↓↓↓

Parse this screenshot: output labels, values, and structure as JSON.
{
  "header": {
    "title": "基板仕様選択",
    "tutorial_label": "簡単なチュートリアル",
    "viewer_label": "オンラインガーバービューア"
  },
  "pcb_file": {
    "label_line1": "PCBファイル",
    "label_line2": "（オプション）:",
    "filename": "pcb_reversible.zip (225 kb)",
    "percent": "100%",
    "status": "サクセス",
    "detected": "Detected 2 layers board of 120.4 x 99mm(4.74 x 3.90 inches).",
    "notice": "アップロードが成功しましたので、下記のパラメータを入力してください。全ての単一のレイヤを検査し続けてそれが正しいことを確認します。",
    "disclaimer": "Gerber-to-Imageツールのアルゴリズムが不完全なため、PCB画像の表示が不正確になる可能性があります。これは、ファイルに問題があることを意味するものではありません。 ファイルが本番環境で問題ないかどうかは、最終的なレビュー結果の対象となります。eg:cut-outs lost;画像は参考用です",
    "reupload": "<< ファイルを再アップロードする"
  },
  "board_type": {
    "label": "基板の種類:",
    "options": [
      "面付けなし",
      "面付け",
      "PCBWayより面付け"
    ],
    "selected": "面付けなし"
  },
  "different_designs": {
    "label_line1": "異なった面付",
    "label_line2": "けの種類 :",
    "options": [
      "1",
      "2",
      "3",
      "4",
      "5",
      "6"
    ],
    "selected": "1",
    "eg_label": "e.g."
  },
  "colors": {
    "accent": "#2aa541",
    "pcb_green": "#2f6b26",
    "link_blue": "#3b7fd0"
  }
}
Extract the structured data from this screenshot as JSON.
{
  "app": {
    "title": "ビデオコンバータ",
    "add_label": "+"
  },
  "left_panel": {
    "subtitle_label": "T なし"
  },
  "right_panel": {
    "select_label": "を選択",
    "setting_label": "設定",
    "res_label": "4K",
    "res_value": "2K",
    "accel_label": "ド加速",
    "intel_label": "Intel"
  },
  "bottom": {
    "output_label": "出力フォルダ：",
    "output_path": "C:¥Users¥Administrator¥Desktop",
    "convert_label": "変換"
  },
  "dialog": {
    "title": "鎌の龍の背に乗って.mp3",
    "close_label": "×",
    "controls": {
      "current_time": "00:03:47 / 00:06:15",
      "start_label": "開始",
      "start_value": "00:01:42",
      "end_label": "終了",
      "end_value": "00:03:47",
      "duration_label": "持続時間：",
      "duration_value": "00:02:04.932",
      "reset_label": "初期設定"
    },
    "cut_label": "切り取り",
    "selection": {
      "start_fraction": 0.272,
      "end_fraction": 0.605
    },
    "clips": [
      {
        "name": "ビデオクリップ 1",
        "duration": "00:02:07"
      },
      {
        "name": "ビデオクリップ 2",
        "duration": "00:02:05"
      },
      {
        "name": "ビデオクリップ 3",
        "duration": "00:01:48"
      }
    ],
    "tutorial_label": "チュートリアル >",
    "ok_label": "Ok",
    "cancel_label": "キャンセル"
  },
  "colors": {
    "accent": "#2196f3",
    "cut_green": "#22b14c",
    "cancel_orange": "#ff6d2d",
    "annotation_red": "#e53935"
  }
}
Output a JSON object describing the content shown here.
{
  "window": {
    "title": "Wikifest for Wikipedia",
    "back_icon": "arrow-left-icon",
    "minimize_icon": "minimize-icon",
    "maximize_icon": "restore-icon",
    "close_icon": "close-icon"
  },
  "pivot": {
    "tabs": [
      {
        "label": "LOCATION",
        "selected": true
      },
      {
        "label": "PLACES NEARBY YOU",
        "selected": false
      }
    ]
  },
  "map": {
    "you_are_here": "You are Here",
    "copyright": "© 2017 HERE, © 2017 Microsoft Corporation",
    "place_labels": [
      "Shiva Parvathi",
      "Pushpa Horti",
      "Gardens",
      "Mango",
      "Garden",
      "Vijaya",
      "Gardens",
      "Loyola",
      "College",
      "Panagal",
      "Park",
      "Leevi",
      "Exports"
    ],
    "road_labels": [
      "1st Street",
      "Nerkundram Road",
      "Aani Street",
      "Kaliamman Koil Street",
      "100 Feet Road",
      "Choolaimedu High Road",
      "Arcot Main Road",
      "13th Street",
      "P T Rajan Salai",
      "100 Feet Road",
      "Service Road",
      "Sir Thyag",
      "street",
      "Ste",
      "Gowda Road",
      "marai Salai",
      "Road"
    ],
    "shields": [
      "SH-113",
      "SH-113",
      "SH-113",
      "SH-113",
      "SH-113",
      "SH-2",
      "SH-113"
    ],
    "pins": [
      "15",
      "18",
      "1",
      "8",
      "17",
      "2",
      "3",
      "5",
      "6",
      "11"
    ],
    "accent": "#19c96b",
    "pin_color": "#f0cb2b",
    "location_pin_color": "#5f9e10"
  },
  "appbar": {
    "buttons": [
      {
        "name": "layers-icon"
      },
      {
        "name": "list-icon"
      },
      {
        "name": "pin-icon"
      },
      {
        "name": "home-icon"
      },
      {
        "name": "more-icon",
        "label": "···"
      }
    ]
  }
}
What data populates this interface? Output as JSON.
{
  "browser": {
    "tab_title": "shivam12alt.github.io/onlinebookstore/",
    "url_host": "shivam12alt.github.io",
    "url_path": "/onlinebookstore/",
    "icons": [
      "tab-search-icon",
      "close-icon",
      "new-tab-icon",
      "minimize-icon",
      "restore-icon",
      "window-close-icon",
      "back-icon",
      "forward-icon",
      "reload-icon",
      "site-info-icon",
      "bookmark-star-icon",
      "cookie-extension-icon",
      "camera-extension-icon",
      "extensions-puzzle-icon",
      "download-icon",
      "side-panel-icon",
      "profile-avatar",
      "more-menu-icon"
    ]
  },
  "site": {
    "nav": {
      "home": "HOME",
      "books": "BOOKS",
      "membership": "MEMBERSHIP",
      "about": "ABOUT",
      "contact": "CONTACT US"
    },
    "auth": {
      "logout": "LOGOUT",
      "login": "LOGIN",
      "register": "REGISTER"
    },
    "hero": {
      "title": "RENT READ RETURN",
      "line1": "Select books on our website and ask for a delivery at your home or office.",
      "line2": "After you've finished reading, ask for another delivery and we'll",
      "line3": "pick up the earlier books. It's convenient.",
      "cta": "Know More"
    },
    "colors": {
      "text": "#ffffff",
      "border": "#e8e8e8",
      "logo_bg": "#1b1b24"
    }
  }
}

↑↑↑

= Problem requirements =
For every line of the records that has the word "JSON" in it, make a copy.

= Exercise solution =
Parse this screenshot: output labels, values, and structure as JSON.
Extract the structured data from this screenshot as JSON.
Output a JSON object describing the content shown here.
What data populates this interface? Output as JSON.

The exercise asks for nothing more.